Dataset =
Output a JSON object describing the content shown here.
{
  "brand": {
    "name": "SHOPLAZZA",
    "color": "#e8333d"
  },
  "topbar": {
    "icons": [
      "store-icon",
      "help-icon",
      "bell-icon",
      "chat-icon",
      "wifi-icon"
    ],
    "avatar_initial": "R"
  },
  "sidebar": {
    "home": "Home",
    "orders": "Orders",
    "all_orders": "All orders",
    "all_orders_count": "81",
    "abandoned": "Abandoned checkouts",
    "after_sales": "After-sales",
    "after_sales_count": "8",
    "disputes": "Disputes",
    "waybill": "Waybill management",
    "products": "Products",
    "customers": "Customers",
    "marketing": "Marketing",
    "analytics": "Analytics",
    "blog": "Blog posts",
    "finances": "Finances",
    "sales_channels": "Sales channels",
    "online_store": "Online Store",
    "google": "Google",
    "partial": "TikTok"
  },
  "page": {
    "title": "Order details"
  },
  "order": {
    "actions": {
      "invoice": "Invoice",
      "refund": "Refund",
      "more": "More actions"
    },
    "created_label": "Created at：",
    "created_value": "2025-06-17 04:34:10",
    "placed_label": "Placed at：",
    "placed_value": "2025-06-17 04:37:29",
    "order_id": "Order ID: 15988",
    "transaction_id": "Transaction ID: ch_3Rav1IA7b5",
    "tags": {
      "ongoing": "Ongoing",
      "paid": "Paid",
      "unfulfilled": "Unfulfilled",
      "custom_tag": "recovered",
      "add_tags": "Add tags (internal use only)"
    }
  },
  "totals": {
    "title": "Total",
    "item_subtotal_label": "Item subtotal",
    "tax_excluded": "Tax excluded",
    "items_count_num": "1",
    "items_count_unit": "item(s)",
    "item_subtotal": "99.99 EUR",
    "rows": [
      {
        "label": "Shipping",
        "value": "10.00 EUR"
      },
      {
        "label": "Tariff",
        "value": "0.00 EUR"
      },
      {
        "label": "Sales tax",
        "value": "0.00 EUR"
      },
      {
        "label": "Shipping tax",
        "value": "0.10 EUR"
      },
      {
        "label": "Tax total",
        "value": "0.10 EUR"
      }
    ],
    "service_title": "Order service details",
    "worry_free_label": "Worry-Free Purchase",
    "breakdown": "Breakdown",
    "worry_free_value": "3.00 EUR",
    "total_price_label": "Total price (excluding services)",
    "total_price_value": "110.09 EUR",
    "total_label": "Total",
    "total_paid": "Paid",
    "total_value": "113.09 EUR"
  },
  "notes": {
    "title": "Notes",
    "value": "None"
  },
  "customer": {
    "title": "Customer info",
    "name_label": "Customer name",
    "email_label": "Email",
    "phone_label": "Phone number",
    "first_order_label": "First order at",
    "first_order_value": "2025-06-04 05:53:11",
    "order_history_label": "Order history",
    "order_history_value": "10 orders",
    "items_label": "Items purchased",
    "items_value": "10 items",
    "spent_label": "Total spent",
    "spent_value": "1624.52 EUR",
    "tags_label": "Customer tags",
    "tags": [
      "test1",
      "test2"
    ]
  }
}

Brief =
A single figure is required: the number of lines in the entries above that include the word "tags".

Solution to this task =
4